Your answer should repeat every line of the records below in which the word "rest" appears.

Dataset rows describing interfaces:
####

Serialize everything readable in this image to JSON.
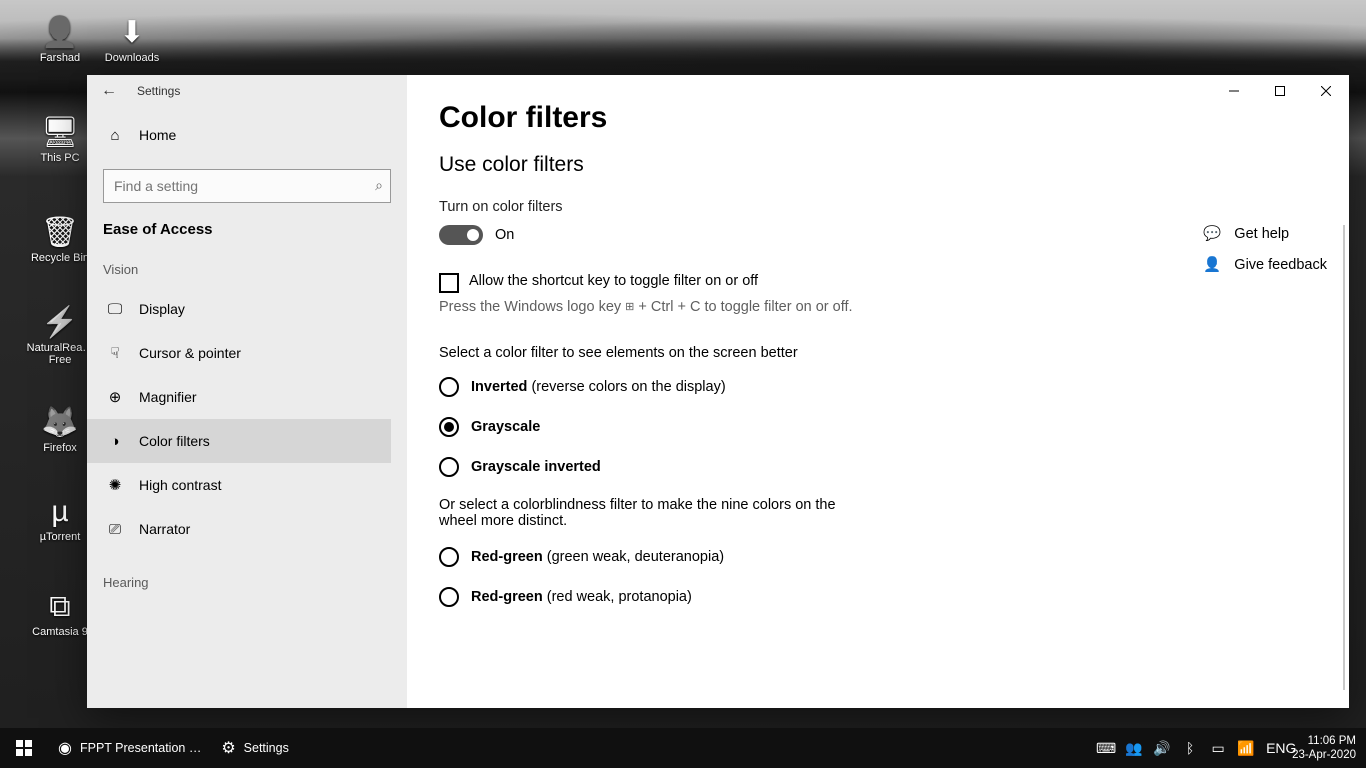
{
  "desktop_icons": [
    {
      "name": "farshad",
      "label": "Farshad",
      "glyph": "👤"
    },
    {
      "name": "downloads",
      "label": "Downloads",
      "glyph": "⬇"
    },
    {
      "name": "this-pc",
      "label": "This PC",
      "glyph": "🖥"
    },
    {
      "name": "recycle-bin",
      "label": "Recycle Bin",
      "glyph": "🗑"
    },
    {
      "name": "natural-reader",
      "label": "NaturalRea…\nFree",
      "glyph": "⚡"
    },
    {
      "name": "firefox",
      "label": "Firefox",
      "glyph": "🦊"
    },
    {
      "name": "utorrent",
      "label": "µTorrent",
      "glyph": "µ"
    },
    {
      "name": "camtasia",
      "label": "Camtasia 9",
      "glyph": "⧉"
    }
  ],
  "window": {
    "app": "Settings",
    "home": "Home",
    "search_placeholder": "Find a setting",
    "category": "Ease of Access",
    "section_vision": "Vision",
    "section_hearing": "Hearing",
    "nav": [
      {
        "id": "display",
        "label": "Display",
        "icon": "🖵"
      },
      {
        "id": "cursor",
        "label": "Cursor & pointer",
        "icon": "☟"
      },
      {
        "id": "magnifier",
        "label": "Magnifier",
        "icon": "⊕"
      },
      {
        "id": "color-filters",
        "label": "Color filters",
        "icon": "◑",
        "active": true
      },
      {
        "id": "high-contrast",
        "label": "High contrast",
        "icon": "✺"
      },
      {
        "id": "narrator",
        "label": "Narrator",
        "icon": "⎚"
      }
    ]
  },
  "page": {
    "title": "Color filters",
    "subtitle": "Use color filters",
    "toggle_label": "Turn on color filters",
    "toggle_state": "On",
    "checkbox_label": "Allow the shortcut key to toggle filter on or off",
    "hint_pre": "Press the Windows logo key ",
    "hint_post": " + Ctrl + C to toggle filter on or off.",
    "select_label": "Select a color filter to see elements on the screen better",
    "filters": [
      {
        "id": "inverted",
        "bold": "Inverted",
        "rest": " (reverse colors on the display)",
        "sel": false
      },
      {
        "id": "grayscale",
        "bold": "Grayscale",
        "rest": "",
        "sel": true
      },
      {
        "id": "grayscale-inv",
        "bold": "Grayscale inverted",
        "rest": "",
        "sel": false
      }
    ],
    "cb_note": "Or select a colorblindness filter to make the nine colors on the wheel more distinct.",
    "cb_filters": [
      {
        "id": "deuter",
        "bold": "Red-green",
        "rest": " (green weak, deuteranopia)",
        "sel": false
      },
      {
        "id": "prot",
        "bold": "Red-green",
        "rest": " (red weak, protanopia)",
        "sel": false
      }
    ],
    "help": "Get help",
    "feedback": "Give feedback"
  },
  "taskbar": {
    "tasks": [
      {
        "id": "chrome",
        "label": "FPPT Presentation …",
        "glyph": "◉"
      },
      {
        "id": "settings",
        "label": "Settings",
        "glyph": "⚙"
      }
    ],
    "lang": "ENG",
    "time": "11:06 PM",
    "date": "23-Apr-2020"
  }
}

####

# RESULT OF THIS TASK
        "rest": " (reverse colors on the display)",
        "rest": "",
        "rest": "",
        "rest": " (green weak, deuteranopia)",
        "rest": " (red weak, protanopia)",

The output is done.